Nova Scotia is about to restart a program that encourages the public to help save the province’s three species of at-risk bats.
Last year, Nova Scotia's Bat Conservation Web Page received 20,000 hits, leading to 1,000 reports of new and historic bat locations across the province.
“Every bat sighting now is really important,” said provincial biologist Mark Elderkin.
He said the devastating fungus known as white-nose syndrome has killed 95 per cent of bats from major caves on mainland Nova Scotia. The fungus causes the bats to wake early from hibernation.
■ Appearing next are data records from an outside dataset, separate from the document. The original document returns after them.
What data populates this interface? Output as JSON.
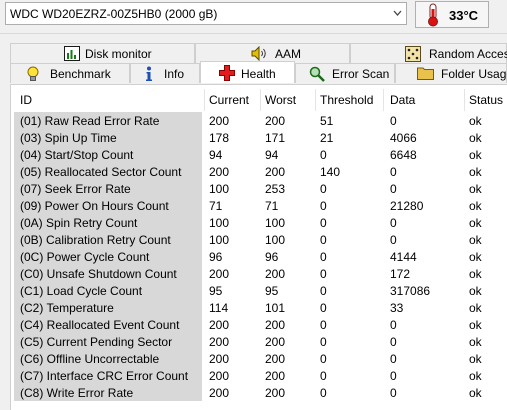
{
  "drive": {
    "name": "WDC WD20EZRZ-00Z5HB0 (2000 gB)",
    "temperature": "33°C"
  },
  "tabs_row1": [
    {
      "label": "Disk monitor",
      "icon": "bar-chart-icon"
    },
    {
      "label": "AAM",
      "icon": "speaker-icon"
    },
    {
      "label": "Random Access",
      "icon": "dice-icon"
    }
  ],
  "tabs_row2": [
    {
      "label": "Benchmark",
      "icon": "lightbulb-icon"
    },
    {
      "label": "Info",
      "icon": "info-icon"
    },
    {
      "label": "Health",
      "icon": "health-cross-icon",
      "active": true
    },
    {
      "label": "Error Scan",
      "icon": "magnifier-icon"
    },
    {
      "label": "Folder Usage",
      "icon": "folder-icon"
    }
  ],
  "columns": [
    "ID",
    "Current",
    "Worst",
    "Threshold",
    "Data",
    "Status"
  ],
  "rows": [
    [
      "(01) Raw Read Error Rate",
      "200",
      "200",
      "51",
      "0",
      "ok"
    ],
    [
      "(03) Spin Up Time",
      "178",
      "171",
      "21",
      "4066",
      "ok"
    ],
    [
      "(04) Start/Stop Count",
      "94",
      "94",
      "0",
      "6648",
      "ok"
    ],
    [
      "(05) Reallocated Sector Count",
      "200",
      "200",
      "140",
      "0",
      "ok"
    ],
    [
      "(07) Seek Error Rate",
      "100",
      "253",
      "0",
      "0",
      "ok"
    ],
    [
      "(09) Power On Hours Count",
      "71",
      "71",
      "0",
      "21280",
      "ok"
    ],
    [
      "(0A) Spin Retry Count",
      "100",
      "100",
      "0",
      "0",
      "ok"
    ],
    [
      "(0B) Calibration Retry Count",
      "100",
      "100",
      "0",
      "0",
      "ok"
    ],
    [
      "(0C) Power Cycle Count",
      "96",
      "96",
      "0",
      "4144",
      "ok"
    ],
    [
      "(C0) Unsafe Shutdown Count",
      "200",
      "200",
      "0",
      "172",
      "ok"
    ],
    [
      "(C1) Load Cycle Count",
      "95",
      "95",
      "0",
      "317086",
      "ok"
    ],
    [
      "(C2) Temperature",
      "114",
      "101",
      "0",
      "33",
      "ok"
    ],
    [
      "(C4) Reallocated Event Count",
      "200",
      "200",
      "0",
      "0",
      "ok"
    ],
    [
      "(C5) Current Pending Sector",
      "200",
      "200",
      "0",
      "0",
      "ok"
    ],
    [
      "(C6) Offline Uncorrectable",
      "200",
      "200",
      "0",
      "0",
      "ok"
    ],
    [
      "(C7) Interface CRC Error Count",
      "200",
      "200",
      "0",
      "0",
      "ok"
    ],
    [
      "(C8) Write Error Rate",
      "200",
      "200",
      "0",
      "0",
      "ok"
    ]
  ]
}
They can die from dehydration, starvation and exposure.
The bats’ rapid decline resulted in the province's three species of bats — little brown bats, northern long-eared bats and tri-coloured bats — being added to Nova Scotia’s list of protected species.
However, the federal government has so far ignored the findings of the Committee on the Status of Endangered Wildlife in Canada that advised Ottawa as recently as last week to add bats to the endangered species list.
Still hope for bats
The volume of public sightings last were a nice surprise for biologists like Elderkin.
Last year’s sightings indicate Cape Breton populations may have been spared from white-nose syndrome — so far — for reasons as yet unknown.
It appears small colonies on the mainland have also survived, making public input even more important.
“There are still bats across the landscape over the mainland and all over Cape Breton, and that I think was totally counterintuitive to what a lot of us believed was actually the case in the aftermath of the collapse I've just described,” said Elderkin.
He said public sightings provide valuable information on how many bats still survive and where they may be — key information in the recovery of an at-risk species.
The federal government will be asked to develop a conservation plan for bats this fall.
After a winter shutdown — the bat sighting website will be reactivated on May 15.